Sure, that sounds like a Libertarian proposal. Free-market Roads
Free-market roads is the theory that a society should have entirely privately owned roads.
Free-market roads are generally advocated by anarcho-capitalist works, including Murray Rothbard's For a New Liberty, Morris and Linda Tannehill's The Market for Liberty, David D. Friedman's The Machinery of Freedom, and David T. Beito's The Voluntary City.
In the United States, the majority of roads in the early 19th century were privately funded and operated. In J.P. Morgan and the Transportation Kings: The Titanic and Other Disasters, Steven H. Gittelman notes:
As early as 1800, there were sixty-nine private road-building companies chartered by the states. I've the course of the next three decades, th so called private road-building movement led to the development of new roads at rates previously unheard of in America. Over $11 million was invested in turnpikes in New York, some $6.5 million in New England, and over $4.5 million in Pennsylvania. Between 1794 and 1840, 238 private New England turnpike companies built and operated about 3,750 miles of road.
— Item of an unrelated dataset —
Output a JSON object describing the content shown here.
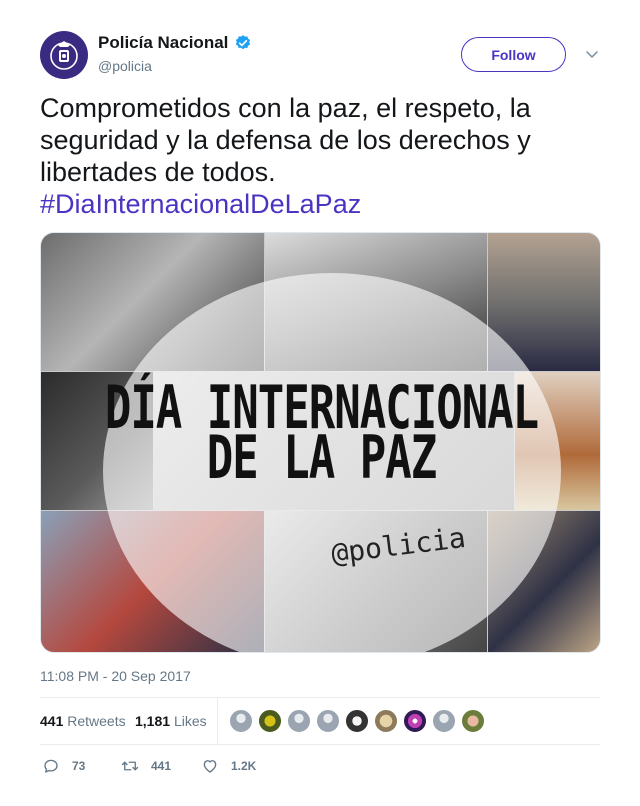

New York led all other states in turnpike mileage with over 4,000 as of 1821. Pennsylvania came second, reaching a peak of about 2,400 miles in 1832. New Jersey companies operated 50 miles by 1821. Between 1810 and 1845 over 400 private turnpikes were chartered and built
Daniel B. Klein, Santa Clara University and John Majewski, University of California – Santa Barbara has similar figures
In view of the difficult regulatory environment and apparent free-rider problem, the success of early turnpikes in raising money and improving roads was striking. The movement built new roads at rates previously unheard of in America. [...] Turnpike companies in these states raised more than $24 million by 1830, an amount equaling 6.15 percent of those states’ 1830 GDP. To put this into comparative perspective, between 1956 and 1995 all levels of government spent $330 billion (in 1996 dollars) in building the interstate highway system, a cumulative total equaling only 4.30 percent of 1996 GDP.